## Material for this task
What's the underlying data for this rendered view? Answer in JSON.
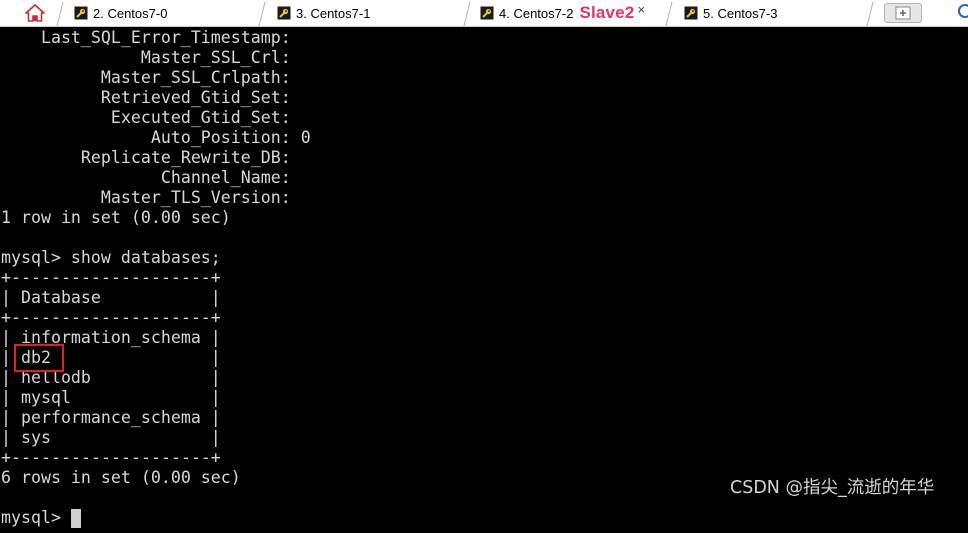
{
  "tabs": [
    {
      "label": "2. Centos7-0",
      "icon": "key-icon"
    },
    {
      "label": "3. Centos7-1",
      "icon": "key-icon"
    },
    {
      "label": "4. Centos7-2",
      "icon": "key-icon",
      "active": true,
      "alias": "Slave2",
      "close": "×"
    },
    {
      "label": "5. Centos7-3",
      "icon": "key-icon"
    }
  ],
  "toolbar": {
    "home_icon": "home-icon",
    "new_tab_icon": "new-tab-icon",
    "search_icon": "search-icon"
  },
  "terminal": {
    "lines": [
      "    Last_SQL_Error_Timestamp: ",
      "              Master_SSL_Crl: ",
      "          Master_SSL_Crlpath: ",
      "          Retrieved_Gtid_Set: ",
      "           Executed_Gtid_Set: ",
      "               Auto_Position: 0",
      "        Replicate_Rewrite_DB: ",
      "                Channel_Name: ",
      "          Master_TLS_Version: ",
      "1 row in set (0.00 sec)",
      "",
      "mysql> show databases;",
      "+--------------------+",
      "| Database           |",
      "+--------------------+",
      "| information_schema |",
      "| db2                |",
      "| hellodb            |",
      "| mysql              |",
      "| performance_schema |",
      "| sys                |",
      "+--------------------+",
      "6 rows in set (0.00 sec)",
      "",
      "mysql> "
    ]
  },
  "watermark": "CSDN @指尖_流逝的年华",
  "colors": {
    "terminal_bg": "#000000",
    "terminal_fg": "#d8d8d8",
    "alias": "#e0346e",
    "highlight": "#e02020"
  }
}
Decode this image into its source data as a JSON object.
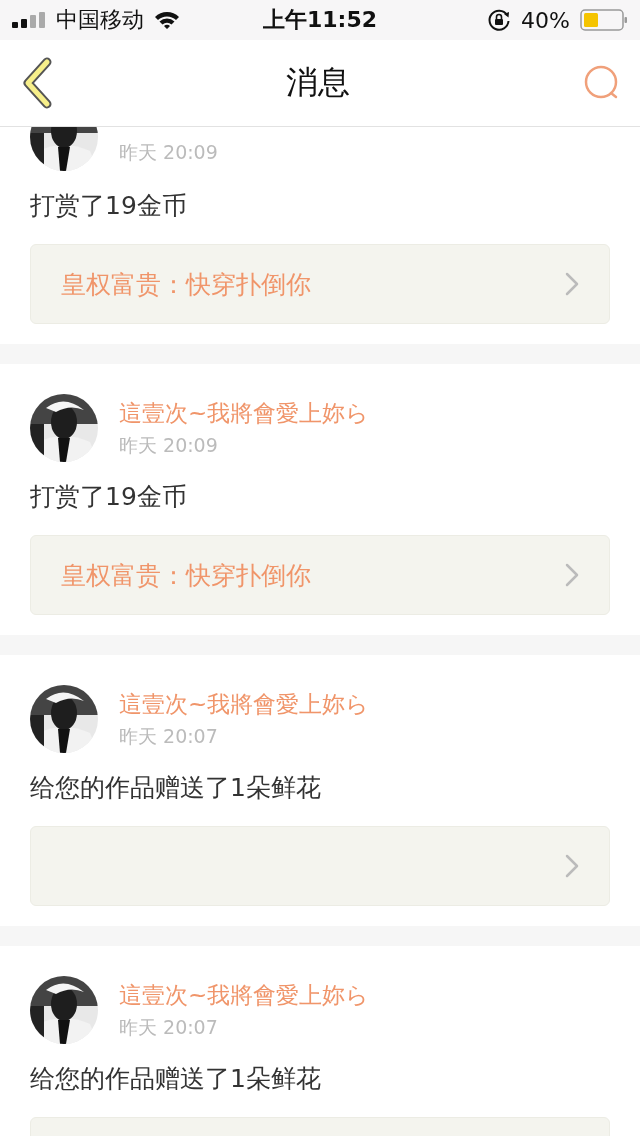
{
  "status_bar": {
    "carrier": "中国移动",
    "time": "上午11:52",
    "battery": "40%"
  },
  "header": {
    "title": "消息"
  },
  "messages": [
    {
      "time": "昨天 20:09",
      "text": "打赏了19金币",
      "link": {
        "kind": "titled",
        "title": "皇权富贵：快穿扑倒你"
      }
    },
    {
      "name": "這壹次~我將會愛上妳ら",
      "time": "昨天 20:09",
      "text": "打赏了19金币",
      "link": {
        "kind": "titled",
        "title": "皇权富贵：快穿扑倒你"
      }
    },
    {
      "name": "這壹次~我將會愛上妳ら",
      "time": "昨天 20:07",
      "text": "给您的作品赠送了1朵鲜花",
      "link": {
        "kind": "empty"
      }
    },
    {
      "name": "這壹次~我將會愛上妳ら",
      "time": "昨天 20:07",
      "text": "给您的作品赠送了1朵鲜花",
      "link": {
        "kind": "edge"
      }
    }
  ]
}
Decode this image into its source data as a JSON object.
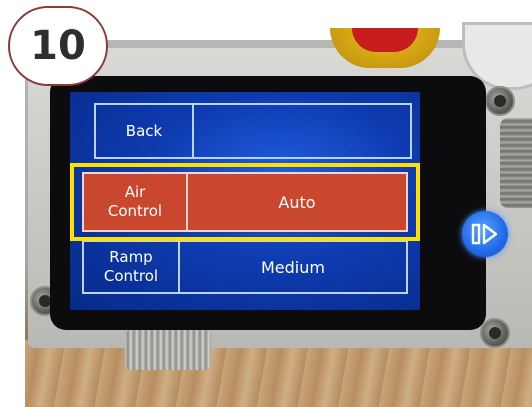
{
  "step": {
    "number": "10"
  },
  "screen": {
    "rows": [
      {
        "label": "Back",
        "value": "",
        "selected": false
      },
      {
        "label": "Air\nControl",
        "value": "Auto",
        "selected": true
      },
      {
        "label": "Ramp\nControl",
        "value": "Medium",
        "selected": false
      }
    ]
  },
  "next_button": {
    "icon": "next-page-icon"
  },
  "colors": {
    "selected_row": "#c9472f",
    "screen_blue": "#0e3bb0",
    "highlight": "#ffe100",
    "badge_border": "#8a3b36"
  }
}
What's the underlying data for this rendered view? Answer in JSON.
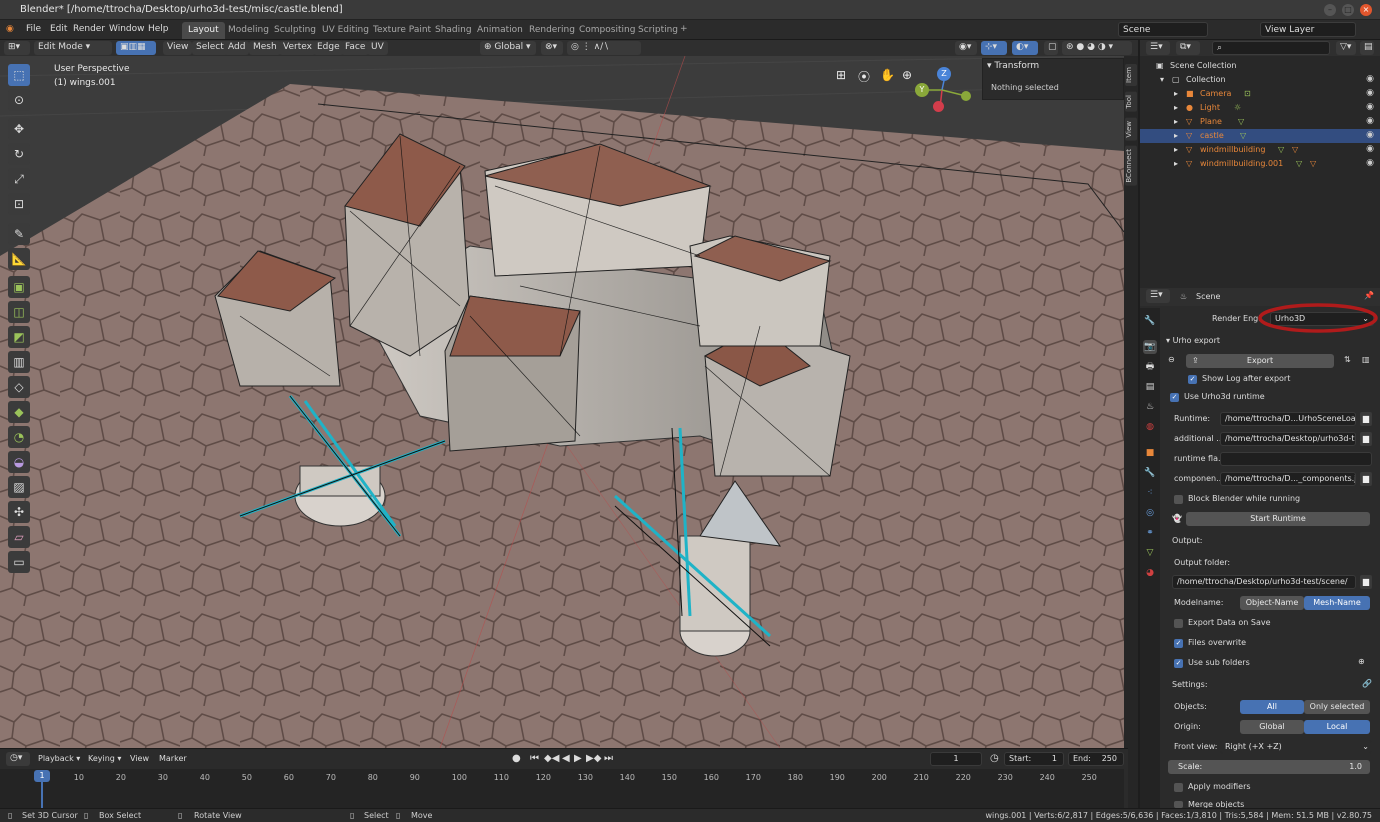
{
  "window": {
    "title": "Blender* [/home/ttrocha/Desktop/urho3d-test/misc/castle.blend]"
  },
  "menus": [
    "File",
    "Edit",
    "Render",
    "Window",
    "Help"
  ],
  "workspaces": [
    "Layout",
    "Modeling",
    "Sculpting",
    "UV Editing",
    "Texture Paint",
    "Shading",
    "Animation",
    "Rendering",
    "Compositing",
    "Scripting"
  ],
  "active_workspace": "Layout",
  "scene_field": "Scene",
  "viewlayer_field": "View Layer",
  "viewport_header": {
    "mode": "Edit Mode",
    "items": [
      "View",
      "Select",
      "Add",
      "Mesh",
      "Vertex",
      "Edge",
      "Face",
      "UV"
    ],
    "orientation": "Global"
  },
  "viewport": {
    "perspective": "User Perspective",
    "object": "(1) wings.001"
  },
  "transform_panel": {
    "title": "Transform",
    "body": "Nothing selected"
  },
  "side_tabs": [
    "Item",
    "Tool",
    "View",
    "BConnect"
  ],
  "gizmo": {
    "x": "X",
    "y": "Y",
    "z": "Z"
  },
  "outliner": {
    "root": "Scene Collection",
    "collection": "Collection",
    "items": [
      {
        "name": "Camera",
        "selected": false
      },
      {
        "name": "Light",
        "selected": false
      },
      {
        "name": "Plane",
        "selected": false
      },
      {
        "name": "castle",
        "selected": true
      },
      {
        "name": "windmillbuilding",
        "selected": false
      },
      {
        "name": "windmillbuilding.001",
        "selected": false
      }
    ]
  },
  "properties": {
    "context": "Scene",
    "render_engine_label": "Render Engi",
    "render_engine": "Urho3D",
    "panel_title": "Urho export",
    "export_button": "Export",
    "show_log": "Show Log after export",
    "use_runtime": "Use Urho3d runtime",
    "runtime_label": "Runtime:",
    "runtime_value": "/home/ttrocha/D...UrhoSceneLoader",
    "additional_label": "additional ...",
    "additional_value": "/home/ttrocha/Desktop/urho3d-tes...",
    "runtime_flags_label": "runtime fla...",
    "runtime_flags_value": "",
    "components_label": "componen...",
    "components_value": "/home/ttrocha/D..._components.json",
    "block_blender": "Block Blender while running",
    "start_runtime": "Start Runtime",
    "output_label": "Output:",
    "output_folder_label": "Output folder:",
    "output_folder_value": "/home/ttrocha/Desktop/urho3d-test/scene/",
    "modelname_label": "Modelname:",
    "modelname_options": [
      "Object-Name",
      "Mesh-Name"
    ],
    "export_on_save": "Export Data on Save",
    "files_overwrite": "Files overwrite",
    "use_subfolders": "Use sub folders",
    "settings_label": "Settings:",
    "objects_label": "Objects:",
    "objects_options": [
      "All",
      "Only selected"
    ],
    "origin_label": "Origin:",
    "origin_options": [
      "Global",
      "Local"
    ],
    "front_view_label": "Front view:",
    "front_view_value": "Right (+X +Z)",
    "scale_label": "Scale:",
    "scale_value": "1.0",
    "apply_modifiers": "Apply modifiers",
    "merge_objects": "Merge objects"
  },
  "timeline": {
    "menus": [
      "Playback",
      "Keying",
      "View",
      "Marker"
    ],
    "current_frame": "1",
    "start_label": "Start:",
    "start": "1",
    "end_label": "End:",
    "end": "250",
    "ticks": [
      "1",
      "10",
      "20",
      "30",
      "40",
      "50",
      "60",
      "70",
      "80",
      "90",
      "100",
      "110",
      "120",
      "130",
      "140",
      "150",
      "160",
      "170",
      "180",
      "190",
      "200",
      "210",
      "220",
      "230",
      "240",
      "250"
    ]
  },
  "status": {
    "items": [
      "Set 3D Cursor",
      "Box Select",
      "Rotate View",
      "Select",
      "Move"
    ],
    "stats": "wings.001 | Verts:6/2,817 | Edges:5/6,636 | Faces:1/3,810 | Tris:5,584 | Mem: 51.5 MB | v2.80.75"
  },
  "colors": {
    "accent": "#4772b3",
    "selected_row": "#334d80",
    "object_orange": "#e8873a",
    "annotation_red": "#b01b1b"
  }
}
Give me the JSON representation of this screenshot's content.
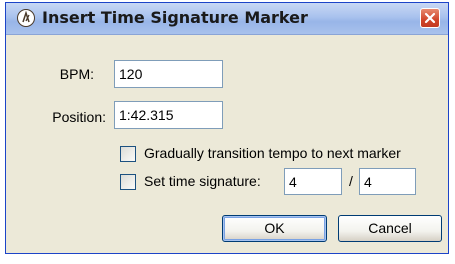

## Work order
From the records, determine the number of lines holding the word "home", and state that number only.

## Problem solution
6